Your problem is high I/O. The bottleneck in Oracle is usually high I/O. From what I see in your report you will need to narrow it down to a problem with your Oracle Normalization. Two of the most common I/O problems are full table scans due to the lack of a proper Index or the lack of use of Bind Variables. You may want start looking at your developers and what they are doing, how they are retrieving the data. Are they using procedures, indexes, views? Are they doing full table scans without bind variables? OEM will tell you a lot about Top SQL; the SQL Queries with highest load. You may also want to start using Spotlight or Toad - it's a very good investment for DBAs.
 
  


Reply

Tags
load average


Thread Tools Search this Thread
Search this Thread:

Advanced Search

Posting Rules
You may not post new threads
You may not post replies
You may not post attachments
You may not edit your posts

BB code is On
Smilies are On
[IMG] code is Off
HTML code is Off


Similar Threads
Thread Thread Starter Forum Replies Last Post
IOWAIT & Load avg ?!? turbo_acura Linux - Server 1 10-27-2010 09:47 AM
Teach me about conky and linux resource management... How do I read load? CPU avg? Mysticle31 Linux - Software 1 12-15-2007 07:18 PM
Server Performance - Load Avg, Swap, Memory? jantman Linux - Server 8 02-03-2007 07:36 AM
Load Avg High/Phys Mem High teamh Debian 2 12-26-2006 06:03 PM
Disk performance causing high Load Avg? craigeb78 Linux - Hardware 6 03-09-2006 05:47 PM


All times are GMT -5. The time now is 03:32 AM.

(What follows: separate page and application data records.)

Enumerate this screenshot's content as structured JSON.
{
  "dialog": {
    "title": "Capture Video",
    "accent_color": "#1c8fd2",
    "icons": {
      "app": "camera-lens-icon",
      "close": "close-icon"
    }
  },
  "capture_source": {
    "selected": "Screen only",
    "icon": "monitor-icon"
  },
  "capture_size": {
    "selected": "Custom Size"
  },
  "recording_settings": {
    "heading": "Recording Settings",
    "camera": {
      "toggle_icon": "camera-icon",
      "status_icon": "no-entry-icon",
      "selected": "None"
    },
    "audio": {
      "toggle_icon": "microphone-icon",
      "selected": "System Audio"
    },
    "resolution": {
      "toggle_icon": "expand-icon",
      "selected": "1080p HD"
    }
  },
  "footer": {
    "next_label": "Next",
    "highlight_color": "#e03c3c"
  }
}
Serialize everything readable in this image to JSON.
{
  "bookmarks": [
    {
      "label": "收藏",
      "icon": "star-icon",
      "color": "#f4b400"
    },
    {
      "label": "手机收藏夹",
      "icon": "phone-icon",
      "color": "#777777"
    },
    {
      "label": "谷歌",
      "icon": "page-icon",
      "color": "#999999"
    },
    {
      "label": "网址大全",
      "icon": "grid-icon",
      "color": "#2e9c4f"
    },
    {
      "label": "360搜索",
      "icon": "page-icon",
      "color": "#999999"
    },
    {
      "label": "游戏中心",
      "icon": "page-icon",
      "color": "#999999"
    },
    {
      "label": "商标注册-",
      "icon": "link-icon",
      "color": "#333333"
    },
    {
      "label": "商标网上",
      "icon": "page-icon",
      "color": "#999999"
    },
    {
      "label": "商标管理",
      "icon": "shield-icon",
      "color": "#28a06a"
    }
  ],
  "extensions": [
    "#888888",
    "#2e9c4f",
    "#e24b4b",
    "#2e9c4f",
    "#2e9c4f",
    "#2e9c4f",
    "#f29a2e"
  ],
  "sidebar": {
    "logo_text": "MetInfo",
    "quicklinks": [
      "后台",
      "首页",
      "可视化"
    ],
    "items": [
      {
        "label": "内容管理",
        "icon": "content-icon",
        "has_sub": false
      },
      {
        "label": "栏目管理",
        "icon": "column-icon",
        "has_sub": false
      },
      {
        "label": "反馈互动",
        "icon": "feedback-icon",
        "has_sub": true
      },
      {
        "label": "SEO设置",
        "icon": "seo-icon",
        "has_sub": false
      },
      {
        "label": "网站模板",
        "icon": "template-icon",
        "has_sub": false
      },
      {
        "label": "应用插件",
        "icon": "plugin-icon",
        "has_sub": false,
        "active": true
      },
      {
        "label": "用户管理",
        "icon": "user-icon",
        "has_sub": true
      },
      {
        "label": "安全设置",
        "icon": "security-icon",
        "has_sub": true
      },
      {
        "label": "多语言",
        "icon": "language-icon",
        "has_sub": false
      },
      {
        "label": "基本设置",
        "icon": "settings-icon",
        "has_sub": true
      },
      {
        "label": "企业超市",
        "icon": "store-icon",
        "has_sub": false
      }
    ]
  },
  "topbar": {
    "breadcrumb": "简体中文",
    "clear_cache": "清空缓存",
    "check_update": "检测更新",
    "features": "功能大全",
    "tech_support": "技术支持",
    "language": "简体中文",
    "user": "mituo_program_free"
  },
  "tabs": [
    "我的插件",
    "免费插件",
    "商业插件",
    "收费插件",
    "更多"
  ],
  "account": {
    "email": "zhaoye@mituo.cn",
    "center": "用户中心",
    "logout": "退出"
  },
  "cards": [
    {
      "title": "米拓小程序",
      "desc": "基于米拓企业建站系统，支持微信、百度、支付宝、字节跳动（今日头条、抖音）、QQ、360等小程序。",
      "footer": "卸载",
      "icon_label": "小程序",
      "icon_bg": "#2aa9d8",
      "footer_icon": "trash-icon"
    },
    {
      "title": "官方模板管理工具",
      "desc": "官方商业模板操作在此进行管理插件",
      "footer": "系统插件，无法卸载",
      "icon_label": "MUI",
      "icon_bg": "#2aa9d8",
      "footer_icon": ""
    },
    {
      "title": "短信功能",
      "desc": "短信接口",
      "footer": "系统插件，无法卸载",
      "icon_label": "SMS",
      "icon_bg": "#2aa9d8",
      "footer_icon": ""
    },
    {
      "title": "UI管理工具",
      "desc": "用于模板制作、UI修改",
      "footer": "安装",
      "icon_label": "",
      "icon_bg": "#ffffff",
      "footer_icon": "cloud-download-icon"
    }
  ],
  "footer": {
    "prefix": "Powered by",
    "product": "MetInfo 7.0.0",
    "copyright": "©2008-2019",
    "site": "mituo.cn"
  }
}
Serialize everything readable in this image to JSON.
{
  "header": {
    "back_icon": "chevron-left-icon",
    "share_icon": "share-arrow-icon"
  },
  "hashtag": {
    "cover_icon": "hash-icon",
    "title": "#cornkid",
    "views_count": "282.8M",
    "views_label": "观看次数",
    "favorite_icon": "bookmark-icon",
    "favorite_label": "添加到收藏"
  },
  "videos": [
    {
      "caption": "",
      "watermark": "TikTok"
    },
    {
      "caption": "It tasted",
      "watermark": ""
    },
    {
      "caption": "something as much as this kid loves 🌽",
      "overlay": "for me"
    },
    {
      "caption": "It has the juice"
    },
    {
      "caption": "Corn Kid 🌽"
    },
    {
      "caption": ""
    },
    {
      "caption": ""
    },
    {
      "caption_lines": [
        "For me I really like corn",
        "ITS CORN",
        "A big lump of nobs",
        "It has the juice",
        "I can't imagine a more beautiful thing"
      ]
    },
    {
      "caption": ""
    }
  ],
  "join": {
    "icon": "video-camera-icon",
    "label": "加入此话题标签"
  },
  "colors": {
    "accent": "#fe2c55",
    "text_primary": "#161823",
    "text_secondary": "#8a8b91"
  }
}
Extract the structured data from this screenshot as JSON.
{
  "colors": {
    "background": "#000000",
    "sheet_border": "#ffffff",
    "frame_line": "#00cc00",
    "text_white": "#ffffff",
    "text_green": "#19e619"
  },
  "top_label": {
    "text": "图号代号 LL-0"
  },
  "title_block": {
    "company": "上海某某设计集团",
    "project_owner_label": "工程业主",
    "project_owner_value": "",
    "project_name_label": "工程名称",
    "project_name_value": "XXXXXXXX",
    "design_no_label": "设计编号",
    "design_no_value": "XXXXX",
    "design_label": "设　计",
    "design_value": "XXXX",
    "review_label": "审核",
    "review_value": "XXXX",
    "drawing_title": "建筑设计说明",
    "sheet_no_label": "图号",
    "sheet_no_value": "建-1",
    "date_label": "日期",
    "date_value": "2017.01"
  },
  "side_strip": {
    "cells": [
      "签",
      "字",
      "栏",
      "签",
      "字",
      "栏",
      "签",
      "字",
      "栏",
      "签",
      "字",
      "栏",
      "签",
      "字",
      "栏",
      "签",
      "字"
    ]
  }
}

Main Menu
Advertisement
My LQ
Write for LQ
LinuxQuestions.org is looking for people interested in writing Editorials, Articles, Reviews, and more. If you'd like to contribute content, let us know.
Main Menu
Syndicate
RSS1  Latest Threads
RSS1  LQ News
Twitter: @linuxquestions
identi.ca: @linuxquestions
Facebook: linuxquestions Google+: linuxquestions
Open Source Consulting | Domain Registration